Proposal No. 231 amends the code governing the Office of Minority-Owned and Women-Owned Business Enterprise to strengthen oversight of bidder commitments to meeting city expectations regarding the utilization of minority-owned firms.
The proposal calls for conducting a disparity study every five years and creating a utilization plan for minority-owned, women-owned, disabled-owned and veteran-owned businesses based on the disparity study’s results. Every city and county contract would be subject to adhering to the utilization plan.
The council’s Rules and Public Policy Committee on Tuesday voted 9-1 to advance the proposal to the full council for consideration. Only Councilor Brian Mowery, a Republican, voted against the measure, saying he wants to hear more about how the office will work with contractors to ensure they meet goals before they’re penalized.
Currently, city code calls for utilizing minority-owned, women-owned, disabled-owned and veteran-owned businesses (also known as XBE) for public works projects and procurement of goods and services for at least 27% of the dollars spent—15% for minority-owned, 8% for women-owned, 1% for disabled-owned and 3% for veteran-owned. The goals are not regularly updated, and there has been no ramifications for vendors or contractors that fail to meet those goals.
By amending the code to require a disparity study and utilization plan, plus laying out penalties for contractors that fail to meet goals, the City-County Council aims to eliminate discriminatory outcomes in contracting practices.
Should the proposal be approved, contractors would be required to make a “good faith effort” to reach the city’s contracting goals. That effort would be judged by the Office of Minority-Owned and Women-Owned Business Enterprise, which would consider a variety of actions by the contractor, including advertising in minority-focused media for at least 10 days before bids are due; mailings to XBE firms notifying them of contracting opportunities; documented reasons why a XBE firm’s bid was rejected; and documented efforts to provide technical assistance to any XBE firm in obtaining the bonding or insurance required by the city, among others.
If OMWBE’s director determines that a vendor failed to comply with the provisions of the utilization plan, actions could be taken against the contractor. First, the office would need to serve the vendor with a written notice of the deficiencies, and the vendor would then meet with the office to discuss correcting the non-compliance.
If the non-compliance isn’t corrected, the office would recommend the contracting department of agency take one of the following actions: withhold a portion or all future payments for the project until the vendor is in compliance; place the vendor on the city’s debarred vendor list, which prevents them from bidding on other contracts for a period of time; or terminate the contract agreement.

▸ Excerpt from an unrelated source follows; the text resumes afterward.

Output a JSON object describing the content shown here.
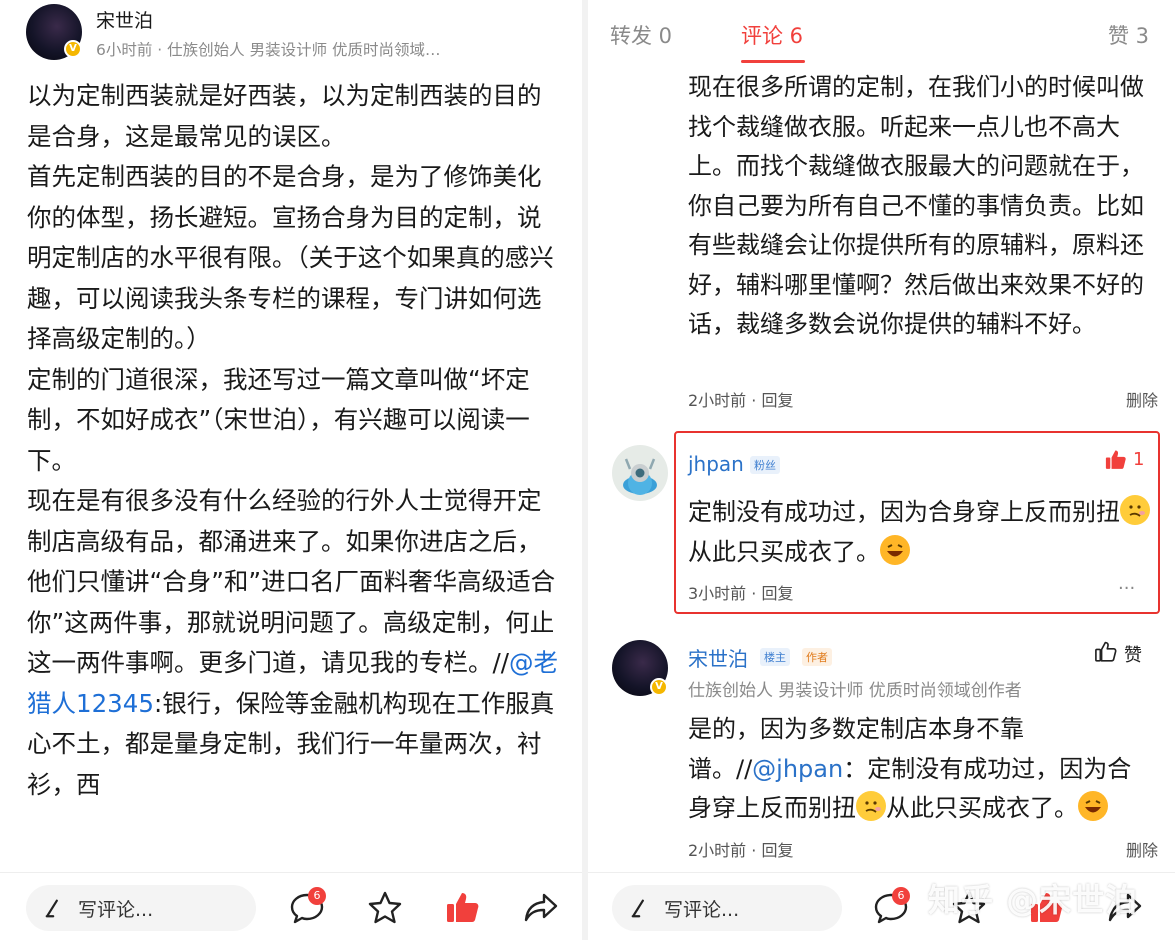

Representatives from that OMWBE told councilors that in the past, the city found vendors that weren’t meeting goals but couldn’t do anything about it.

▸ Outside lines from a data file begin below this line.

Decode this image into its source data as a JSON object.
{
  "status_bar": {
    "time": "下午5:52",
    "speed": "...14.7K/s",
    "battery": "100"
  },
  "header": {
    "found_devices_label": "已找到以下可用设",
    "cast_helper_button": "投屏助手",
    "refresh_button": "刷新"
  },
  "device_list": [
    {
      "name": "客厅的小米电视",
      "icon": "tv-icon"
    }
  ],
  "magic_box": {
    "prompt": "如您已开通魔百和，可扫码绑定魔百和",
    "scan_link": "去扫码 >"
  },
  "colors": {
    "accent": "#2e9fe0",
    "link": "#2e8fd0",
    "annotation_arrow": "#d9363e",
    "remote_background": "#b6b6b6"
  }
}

The proposal moves to the full council, which next meets Sept. 14.